I worked at the editorial desk of the Washington office of the Wall Street Journal for a number of years, and then left to freelance in both writing and photography. I was published locally as well as in Dallas, Detroit, and other cities. I did research for Judy Woodruff’s book This is Judy Woodruff at the White HouseRadcliffe College’s Arthur Schlesinger Library (a women’s archive) holds a collection of my articles and photographs. I eventually became a music critic, and at the suggestion of musician friends, I decided to attend music school myself. It was a radical idea to me, so I took to it immediately. After getting my feet wet in a local music school for a year, I enrolled at Berklee College of Music in the mid-1980s with a scholarship.

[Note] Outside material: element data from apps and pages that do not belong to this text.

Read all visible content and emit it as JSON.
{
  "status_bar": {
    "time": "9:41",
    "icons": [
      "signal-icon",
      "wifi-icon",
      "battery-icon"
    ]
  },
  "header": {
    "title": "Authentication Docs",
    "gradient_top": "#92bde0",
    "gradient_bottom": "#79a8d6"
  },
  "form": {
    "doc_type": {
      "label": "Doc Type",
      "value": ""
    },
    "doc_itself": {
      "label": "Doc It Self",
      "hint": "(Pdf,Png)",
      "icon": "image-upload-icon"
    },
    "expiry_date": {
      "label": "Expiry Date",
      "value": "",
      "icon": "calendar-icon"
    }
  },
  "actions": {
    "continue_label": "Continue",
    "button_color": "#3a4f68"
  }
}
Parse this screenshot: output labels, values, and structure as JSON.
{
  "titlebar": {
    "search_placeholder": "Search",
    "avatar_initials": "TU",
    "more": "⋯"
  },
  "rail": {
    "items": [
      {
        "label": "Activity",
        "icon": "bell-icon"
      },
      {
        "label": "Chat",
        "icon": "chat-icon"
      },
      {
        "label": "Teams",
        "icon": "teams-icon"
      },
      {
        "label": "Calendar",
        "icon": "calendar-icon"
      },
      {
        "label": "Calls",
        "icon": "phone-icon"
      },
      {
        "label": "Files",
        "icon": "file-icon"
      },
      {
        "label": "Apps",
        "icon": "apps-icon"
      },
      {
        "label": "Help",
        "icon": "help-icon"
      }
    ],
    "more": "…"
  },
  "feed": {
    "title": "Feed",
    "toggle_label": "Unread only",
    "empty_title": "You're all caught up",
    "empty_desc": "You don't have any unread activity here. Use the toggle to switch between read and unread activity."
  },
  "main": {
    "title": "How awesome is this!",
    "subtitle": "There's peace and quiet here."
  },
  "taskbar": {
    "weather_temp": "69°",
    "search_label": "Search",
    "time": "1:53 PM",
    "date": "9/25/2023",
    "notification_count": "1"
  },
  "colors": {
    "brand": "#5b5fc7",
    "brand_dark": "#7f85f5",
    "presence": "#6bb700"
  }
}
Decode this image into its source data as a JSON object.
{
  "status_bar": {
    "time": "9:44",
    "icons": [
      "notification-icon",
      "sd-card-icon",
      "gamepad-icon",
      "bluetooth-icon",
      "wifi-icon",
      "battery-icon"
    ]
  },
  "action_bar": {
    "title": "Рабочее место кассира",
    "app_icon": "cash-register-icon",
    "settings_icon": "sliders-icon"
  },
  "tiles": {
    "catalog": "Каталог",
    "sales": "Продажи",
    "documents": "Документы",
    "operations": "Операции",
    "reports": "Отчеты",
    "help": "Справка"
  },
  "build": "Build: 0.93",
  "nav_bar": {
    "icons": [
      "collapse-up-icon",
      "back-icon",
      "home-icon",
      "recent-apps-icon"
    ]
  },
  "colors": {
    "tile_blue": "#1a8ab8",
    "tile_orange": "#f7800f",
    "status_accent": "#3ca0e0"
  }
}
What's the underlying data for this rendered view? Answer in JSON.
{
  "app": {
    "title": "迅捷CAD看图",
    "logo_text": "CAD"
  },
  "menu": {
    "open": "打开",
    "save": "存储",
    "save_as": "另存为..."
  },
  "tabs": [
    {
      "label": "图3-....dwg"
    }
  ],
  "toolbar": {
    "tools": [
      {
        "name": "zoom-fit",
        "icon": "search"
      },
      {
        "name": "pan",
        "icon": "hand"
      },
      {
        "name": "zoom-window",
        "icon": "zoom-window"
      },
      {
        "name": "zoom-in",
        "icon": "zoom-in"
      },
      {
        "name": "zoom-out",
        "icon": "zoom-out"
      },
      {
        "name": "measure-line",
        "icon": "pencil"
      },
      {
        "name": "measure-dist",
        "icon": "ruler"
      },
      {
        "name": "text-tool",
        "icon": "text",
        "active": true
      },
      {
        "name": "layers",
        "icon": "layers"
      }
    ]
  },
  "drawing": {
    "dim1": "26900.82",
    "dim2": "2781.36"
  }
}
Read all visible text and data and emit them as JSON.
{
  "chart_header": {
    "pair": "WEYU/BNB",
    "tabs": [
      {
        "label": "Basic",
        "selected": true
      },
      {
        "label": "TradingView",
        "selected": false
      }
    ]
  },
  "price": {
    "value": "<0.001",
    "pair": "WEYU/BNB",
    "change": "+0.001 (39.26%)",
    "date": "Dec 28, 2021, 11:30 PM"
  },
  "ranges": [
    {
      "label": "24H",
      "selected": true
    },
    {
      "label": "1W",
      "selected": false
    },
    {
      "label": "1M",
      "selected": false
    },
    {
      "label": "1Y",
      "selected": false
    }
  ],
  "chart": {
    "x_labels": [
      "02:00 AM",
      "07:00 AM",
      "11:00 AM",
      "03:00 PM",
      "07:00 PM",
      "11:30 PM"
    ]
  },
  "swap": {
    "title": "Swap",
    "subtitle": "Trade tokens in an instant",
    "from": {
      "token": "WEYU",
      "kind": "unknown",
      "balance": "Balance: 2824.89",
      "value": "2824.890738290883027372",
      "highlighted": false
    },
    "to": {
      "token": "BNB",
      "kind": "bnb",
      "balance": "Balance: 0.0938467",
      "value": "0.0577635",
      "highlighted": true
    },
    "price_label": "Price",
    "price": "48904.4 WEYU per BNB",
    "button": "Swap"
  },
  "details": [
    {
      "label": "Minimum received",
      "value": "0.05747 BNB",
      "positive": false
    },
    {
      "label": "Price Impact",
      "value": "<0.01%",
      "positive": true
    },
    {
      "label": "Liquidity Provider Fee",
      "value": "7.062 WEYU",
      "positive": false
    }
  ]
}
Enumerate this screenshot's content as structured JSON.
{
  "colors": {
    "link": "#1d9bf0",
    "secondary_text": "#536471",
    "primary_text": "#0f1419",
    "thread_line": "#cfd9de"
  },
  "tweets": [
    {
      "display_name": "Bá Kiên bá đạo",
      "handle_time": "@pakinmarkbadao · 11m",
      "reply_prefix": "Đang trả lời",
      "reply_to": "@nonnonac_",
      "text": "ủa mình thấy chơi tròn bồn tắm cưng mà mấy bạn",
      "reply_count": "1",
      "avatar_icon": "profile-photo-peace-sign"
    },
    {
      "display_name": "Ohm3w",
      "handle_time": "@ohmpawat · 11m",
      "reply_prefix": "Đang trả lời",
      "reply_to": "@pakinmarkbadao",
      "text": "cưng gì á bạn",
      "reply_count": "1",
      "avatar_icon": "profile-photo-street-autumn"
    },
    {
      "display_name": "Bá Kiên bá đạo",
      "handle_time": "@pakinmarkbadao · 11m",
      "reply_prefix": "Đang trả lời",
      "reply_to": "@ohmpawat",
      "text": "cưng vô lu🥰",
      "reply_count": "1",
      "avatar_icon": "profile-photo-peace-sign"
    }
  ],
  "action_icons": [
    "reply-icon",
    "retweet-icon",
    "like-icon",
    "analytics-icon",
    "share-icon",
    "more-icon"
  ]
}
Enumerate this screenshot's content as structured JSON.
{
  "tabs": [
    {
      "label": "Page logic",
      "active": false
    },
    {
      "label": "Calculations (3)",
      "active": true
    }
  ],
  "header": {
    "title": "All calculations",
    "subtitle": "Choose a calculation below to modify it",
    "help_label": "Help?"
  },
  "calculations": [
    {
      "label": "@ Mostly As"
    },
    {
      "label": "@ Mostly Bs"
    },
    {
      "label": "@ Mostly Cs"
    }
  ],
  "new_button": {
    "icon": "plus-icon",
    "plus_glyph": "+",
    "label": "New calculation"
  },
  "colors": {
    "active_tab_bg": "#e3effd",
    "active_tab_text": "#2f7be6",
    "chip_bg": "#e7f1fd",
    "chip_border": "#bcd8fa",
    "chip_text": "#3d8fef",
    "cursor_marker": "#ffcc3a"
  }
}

I am a musician. I primarily sing but also write. My degree is in songwriting. I am one of thirteen in the local band Cleve Francis and Friends. We routinely play at The Birchmere in Alexandra, Virginia, and at local benefits. We released a CD, Storytime: Live at the Birchmere, in 2009. In addition to singing, I am the “administrator” of the group: setting rehearsal schedules, digitally recording rehearsals, distributing recordings, managing databases, etc., which is where my digital skill-set comes in handy. I am the only woman in the group. Go figure. I recently joined a smaller group doing more instrumental music across a wide spectrum of genres. Instrumentation includes keyboards, guitar, upright bass, and vocals (three of us sing). I’m having fun doing lead vocals again.

Yes, I am inspired by the art at the Phillips, and even more by the artists who work here. Most of my coworkers are brilliantly creative people.

Do you listen to anything as you do your artwork?

My “artwork” is primarily music. I listen to a lot of music during my work commute, but I also use that time to prep for shows. The rehearsing could be considered a driving distraction, I guess, but it’s been a part of my commute for some time, so I think I balance the two well. Don’t tell anyone.

Who’s your favorite artist in the collection?

I am very fond of Claude Monet, Georgia O’Keeffe, Edward Hopper, Jacob Lawrence, Paul Dougherty, Childe Hassam, Gustave Courbet, and our growing photography collections.                   

Do you collect other artwork – or anything?

I collect a few things:  I have a striped beach rock collection, mostly from Plum Island in Massachusetts where I strolled often while going to school. I have a Washington Nationals bobble-head collection that is in need of attention. I also collect art. One of my favorite acquisitions was purchased from one of the Phillips museum assistants in a staff show: a colorful photograph of multiple faucet handles from an abandoned steel mill in Pittsburgh. Clearly, I trend toward water themes.

 And do you have a favorite Marjorie Phillips painting?

I like Nuns on the Roof, too.

Hear Darci’s song, “Every Little Bit”